# [About this exercise]
Without changing a single word, restate the entries below.

# [Dataset content]
---*---

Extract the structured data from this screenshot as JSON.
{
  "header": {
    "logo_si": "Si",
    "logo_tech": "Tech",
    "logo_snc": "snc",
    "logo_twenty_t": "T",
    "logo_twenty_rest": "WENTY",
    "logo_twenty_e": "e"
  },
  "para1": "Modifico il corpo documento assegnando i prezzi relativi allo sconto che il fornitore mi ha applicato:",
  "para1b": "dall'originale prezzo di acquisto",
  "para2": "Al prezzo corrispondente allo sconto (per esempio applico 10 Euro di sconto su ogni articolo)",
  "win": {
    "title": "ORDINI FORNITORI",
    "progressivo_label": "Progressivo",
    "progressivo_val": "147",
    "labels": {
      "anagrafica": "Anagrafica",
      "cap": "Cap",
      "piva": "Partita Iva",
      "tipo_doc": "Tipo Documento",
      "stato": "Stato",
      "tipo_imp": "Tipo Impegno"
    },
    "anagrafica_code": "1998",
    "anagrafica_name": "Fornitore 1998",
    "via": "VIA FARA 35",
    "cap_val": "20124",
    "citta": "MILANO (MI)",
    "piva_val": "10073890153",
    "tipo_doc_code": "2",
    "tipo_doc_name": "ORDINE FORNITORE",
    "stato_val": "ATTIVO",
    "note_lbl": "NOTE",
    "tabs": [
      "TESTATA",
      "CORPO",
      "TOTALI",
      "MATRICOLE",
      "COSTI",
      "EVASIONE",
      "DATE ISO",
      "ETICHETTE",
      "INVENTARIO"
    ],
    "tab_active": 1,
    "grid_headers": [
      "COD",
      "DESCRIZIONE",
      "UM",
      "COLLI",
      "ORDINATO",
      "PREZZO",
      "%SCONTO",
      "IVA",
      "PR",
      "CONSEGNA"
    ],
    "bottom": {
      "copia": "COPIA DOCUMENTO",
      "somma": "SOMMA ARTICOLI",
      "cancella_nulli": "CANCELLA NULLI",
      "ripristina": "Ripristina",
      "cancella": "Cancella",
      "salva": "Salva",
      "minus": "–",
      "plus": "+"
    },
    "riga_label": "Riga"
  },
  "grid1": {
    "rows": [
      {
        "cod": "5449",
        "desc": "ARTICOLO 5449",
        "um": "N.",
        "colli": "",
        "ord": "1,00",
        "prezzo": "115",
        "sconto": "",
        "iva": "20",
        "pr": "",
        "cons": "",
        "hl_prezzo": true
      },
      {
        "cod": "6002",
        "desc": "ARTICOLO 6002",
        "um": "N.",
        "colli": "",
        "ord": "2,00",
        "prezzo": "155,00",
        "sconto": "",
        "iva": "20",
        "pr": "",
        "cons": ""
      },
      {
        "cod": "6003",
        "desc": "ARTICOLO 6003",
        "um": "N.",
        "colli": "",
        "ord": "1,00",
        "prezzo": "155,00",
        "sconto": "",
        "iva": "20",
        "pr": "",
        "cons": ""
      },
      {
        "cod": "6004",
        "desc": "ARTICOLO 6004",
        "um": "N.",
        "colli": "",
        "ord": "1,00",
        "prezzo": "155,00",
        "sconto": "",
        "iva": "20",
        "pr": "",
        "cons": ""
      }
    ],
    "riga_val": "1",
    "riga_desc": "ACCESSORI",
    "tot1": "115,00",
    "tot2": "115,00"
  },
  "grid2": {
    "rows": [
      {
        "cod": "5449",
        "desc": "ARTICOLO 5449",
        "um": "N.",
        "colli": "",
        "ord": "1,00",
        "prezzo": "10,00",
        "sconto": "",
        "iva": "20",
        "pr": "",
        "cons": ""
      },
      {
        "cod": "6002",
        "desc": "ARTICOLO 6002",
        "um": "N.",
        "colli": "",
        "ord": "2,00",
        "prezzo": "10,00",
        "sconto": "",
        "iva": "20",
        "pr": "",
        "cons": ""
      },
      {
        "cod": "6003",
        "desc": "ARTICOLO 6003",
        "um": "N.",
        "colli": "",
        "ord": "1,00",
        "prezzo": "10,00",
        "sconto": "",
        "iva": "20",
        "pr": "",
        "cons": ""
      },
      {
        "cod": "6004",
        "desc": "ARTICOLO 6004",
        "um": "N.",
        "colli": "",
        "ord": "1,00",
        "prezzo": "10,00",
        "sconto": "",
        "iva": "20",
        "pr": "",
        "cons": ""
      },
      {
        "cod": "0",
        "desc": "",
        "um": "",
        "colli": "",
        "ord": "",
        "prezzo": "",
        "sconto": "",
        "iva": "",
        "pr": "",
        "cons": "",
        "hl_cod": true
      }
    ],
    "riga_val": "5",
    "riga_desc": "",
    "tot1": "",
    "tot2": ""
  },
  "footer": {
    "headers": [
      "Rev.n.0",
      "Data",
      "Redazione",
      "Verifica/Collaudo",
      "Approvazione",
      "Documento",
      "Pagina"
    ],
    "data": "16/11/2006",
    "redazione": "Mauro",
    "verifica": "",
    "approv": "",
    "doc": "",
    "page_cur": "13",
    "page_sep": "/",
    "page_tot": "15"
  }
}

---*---

# [The completed task]
Extract the structured data from this screenshot as JSON.
{
  "header": {
    "logo_si": "Si",
    "logo_tech": "Tech",
    "logo_snc": "snc",
    "logo_twenty_t": "T",
    "logo_twenty_rest": "WENTY",
    "logo_twenty_e": "e"
  },
  "para1": "Modifico il corpo documento assegnando i prezzi relativi allo sconto che il fornitore mi ha applicato:",
  "para1b": "dall'originale prezzo di acquisto",
  "para2": "Al prezzo corrispondente allo sconto (per esempio applico 10 Euro di sconto su ogni articolo)",
  "win": {
    "title": "ORDINI FORNITORI",
    "progressivo_label": "Progressivo",
    "progressivo_val": "147",
    "labels": {
      "anagrafica": "Anagrafica",
      "cap": "Cap",
      "piva": "Partita Iva",
      "tipo_doc": "Tipo Documento",
      "stato": "Stato",
      "tipo_imp": "Tipo Impegno"
    },
    "anagrafica_code": "1998",
    "anagrafica_name": "Fornitore 1998",
    "via": "VIA FARA 35",
    "cap_val": "20124",
    "citta": "MILANO (MI)",
    "piva_val": "10073890153",
    "tipo_doc_code": "2",
    "tipo_doc_name": "ORDINE FORNITORE",
    "stato_val": "ATTIVO",
    "note_lbl": "NOTE",
    "tabs": [
      "TESTATA",
      "CORPO",
      "TOTALI",
      "MATRICOLE",
      "COSTI",
      "EVASIONE",
      "DATE ISO",
      "ETICHETTE",
      "INVENTARIO"
    ],
    "tab_active": 1,
    "grid_headers": [
      "COD",
      "DESCRIZIONE",
      "UM",
      "COLLI",
      "ORDINATO",
      "PREZZO",
      "%SCONTO",
      "IVA",
      "PR",
      "CONSEGNA"
    ],
    "bottom": {
      "copia": "COPIA DOCUMENTO",
      "somma": "SOMMA ARTICOLI",
      "cancella_nulli": "CANCELLA NULLI",
      "ripristina": "Ripristina",
      "cancella": "Cancella",
      "salva": "Salva",
      "minus": "–",
      "plus": "+"
    },
    "riga_label": "Riga"
  },
  "grid1": {
    "rows": [
      {
        "cod": "5449",
        "desc": "ARTICOLO 5449",
        "um": "N.",
        "colli": "",
        "ord": "1,00",
        "prezzo": "115",
        "sconto": "",
        "iva": "20",
        "pr": "",
        "cons": "",
        "hl_prezzo": true
      },
      {
        "cod": "6002",
        "desc": "ARTICOLO 6002",
        "um": "N.",
        "colli": "",
        "ord": "2,00",
        "prezzo": "155,00",
        "sconto": "",
        "iva": "20",
        "pr": "",
        "cons": ""
      },
      {
        "cod": "6003",
        "desc": "ARTICOLO 6003",
        "um": "N.",
        "colli": "",
        "ord": "1,00",
        "prezzo": "155,00",
        "sconto": "",
        "iva": "20",
        "pr": "",
        "cons": ""
      },
      {
        "cod": "6004",
        "desc": "ARTICOLO 6004",
        "um": "N.",
        "colli": "",
        "ord": "1,00",
        "prezzo": "155,00",
        "sconto": "",
        "iva": "20",
        "pr": "",
        "cons": ""
      }
    ],
    "riga_val": "1",
    "riga_desc": "ACCESSORI",
    "tot1": "115,00",
    "tot2": "115,00"
  },
  "grid2": {
    "rows": [
      {
        "cod": "5449",
        "desc": "ARTICOLO 5449",
        "um": "N.",
        "colli": "",
        "ord": "1,00",
        "prezzo": "10,00",
        "sconto": "",
        "iva": "20",
        "pr": "",
        "cons": ""
      },
      {
        "cod": "6002",
        "desc": "ARTICOLO 6002",
        "um": "N.",
        "colli": "",
        "ord": "2,00",
        "prezzo": "10,00",
        "sconto": "",
        "iva": "20",
        "pr": "",
        "cons": ""
      },
      {
        "cod": "6003",
        "desc": "ARTICOLO 6003",
        "um": "N.",
        "colli": "",
        "ord": "1,00",
        "prezzo": "10,00",
        "sconto": "",
        "iva": "20",
        "pr": "",
        "cons": ""
      },
      {
        "cod": "6004",
        "desc": "ARTICOLO 6004",
        "um": "N.",
        "colli": "",
        "ord": "1,00",
        "prezzo": "10,00",
        "sconto": "",
        "iva": "20",
        "pr": "",
        "cons": ""
      },
      {
        "cod": "0",
        "desc": "",
        "um": "",
        "colli": "",
        "ord": "",
        "prezzo": "",
        "sconto": "",
        "iva": "",
        "pr": "",
        "cons": "",
        "hl_cod": true
      }
    ],
    "riga_val": "5",
    "riga_desc": "",
    "tot1": "",
    "tot2": ""
  },
  "footer": {
    "headers": [
      "Rev.n.0",
      "Data",
      "Redazione",
      "Verifica/Collaudo",
      "Approvazione",
      "Documento",
      "Pagina"
    ],
    "data": "16/11/2006",
    "redazione": "Mauro",
    "verifica": "",
    "approv": "",
    "doc": "",
    "page_cur": "13",
    "page_sep": "/",
    "page_tot": "15"
  }
}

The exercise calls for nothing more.